Recently completed projects

  • EUENGAGEBridging the gap between public opinion and European leadership: Engaging a dialogue on the future path of EuropeFunded by the Horizon 2020 Grant.

  • Communicating chronic pain: Interdisciplinary methods for non-textual data.The research adapts interdisciplinary methods from the arts, humanities and social sciences to examine how chronic pain, as a non-verbal experience, can be communicated through non-textual data, and how it circulates socially. Funded as an ESRC NCRM Methodological Innovation project. 

  • Fiducia: New European Crimes and Trust-based Policy. Funded by the European Commission 7th Framework Programme.  

  • Item Nonresponse and Measurement Error in Cross-National Surveys. The complexity of cross-national surveys raises methodological challenges which need to be met in order to make the best use of the data. Two of these are problems of data quality: measurement error where the answers by survey respondents are in some way erroneous; and nonresponse where some questions are not answered at all. The goal of this project is to develop and evaluate research methods for these problems Funded as an ESRC NCRM Methodological Innovation project.

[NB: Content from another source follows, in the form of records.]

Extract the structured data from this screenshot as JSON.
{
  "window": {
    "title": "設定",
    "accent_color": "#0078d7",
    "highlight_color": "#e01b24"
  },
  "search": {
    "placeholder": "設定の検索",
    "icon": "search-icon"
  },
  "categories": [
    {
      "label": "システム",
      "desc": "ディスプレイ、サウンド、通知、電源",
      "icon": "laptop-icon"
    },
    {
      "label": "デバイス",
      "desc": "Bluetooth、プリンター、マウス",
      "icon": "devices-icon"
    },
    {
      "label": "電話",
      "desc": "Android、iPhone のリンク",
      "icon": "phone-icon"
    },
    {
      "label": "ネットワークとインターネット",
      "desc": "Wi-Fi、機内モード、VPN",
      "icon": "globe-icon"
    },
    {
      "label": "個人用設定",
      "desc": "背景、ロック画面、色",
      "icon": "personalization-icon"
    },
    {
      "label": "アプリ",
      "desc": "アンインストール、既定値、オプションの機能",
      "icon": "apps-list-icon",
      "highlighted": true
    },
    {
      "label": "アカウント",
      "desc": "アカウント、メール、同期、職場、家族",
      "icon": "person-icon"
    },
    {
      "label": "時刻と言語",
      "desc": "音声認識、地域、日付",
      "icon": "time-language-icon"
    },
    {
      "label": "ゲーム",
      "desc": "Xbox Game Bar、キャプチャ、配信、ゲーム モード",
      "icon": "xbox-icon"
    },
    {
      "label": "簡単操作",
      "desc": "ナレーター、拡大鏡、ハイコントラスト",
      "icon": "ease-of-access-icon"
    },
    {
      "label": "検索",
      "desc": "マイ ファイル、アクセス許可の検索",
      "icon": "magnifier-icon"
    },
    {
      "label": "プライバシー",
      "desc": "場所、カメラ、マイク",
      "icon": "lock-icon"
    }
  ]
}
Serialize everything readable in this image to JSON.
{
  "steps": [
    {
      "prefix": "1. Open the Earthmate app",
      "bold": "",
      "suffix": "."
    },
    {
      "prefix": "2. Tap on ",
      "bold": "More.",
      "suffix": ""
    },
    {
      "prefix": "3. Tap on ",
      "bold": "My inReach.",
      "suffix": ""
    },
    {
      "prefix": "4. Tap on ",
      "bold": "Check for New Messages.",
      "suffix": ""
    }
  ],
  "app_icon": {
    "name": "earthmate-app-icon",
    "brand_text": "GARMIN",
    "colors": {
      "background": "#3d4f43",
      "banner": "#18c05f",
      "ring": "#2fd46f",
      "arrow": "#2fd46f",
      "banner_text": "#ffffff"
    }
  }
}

  • LCAT: Latent Variable Modelling of Categorical Data: Tools of Analysis for Cross-national Surveys. Funded by the UK's Economic and Social Research Council.

  • Legal norms and crime control: A comparative cross-national analysis: This is a comparative, cross-national study into attitudes towards legal authorities, compliance with the law, cooperation with legal authorities, and the policing of minority and majority groups. Funded by ESRC.

  • QUANTESS: Quantitative Analysis of Textual Data for Social Sciences (ERC-2011-StG 283794-QUANTESS). This project has funded Quanteda: an R package for the quantitative analyis of textual data. Funded by the European Research Council.

  • STEPE : Sensitive Technologies and European Public Ethics. Funded by the European Commission 7th Framework Programme.

  • Trust in Justice: Rotating Module in Round 5 of the European Social Survey. Funded by the European Commission and other bodies.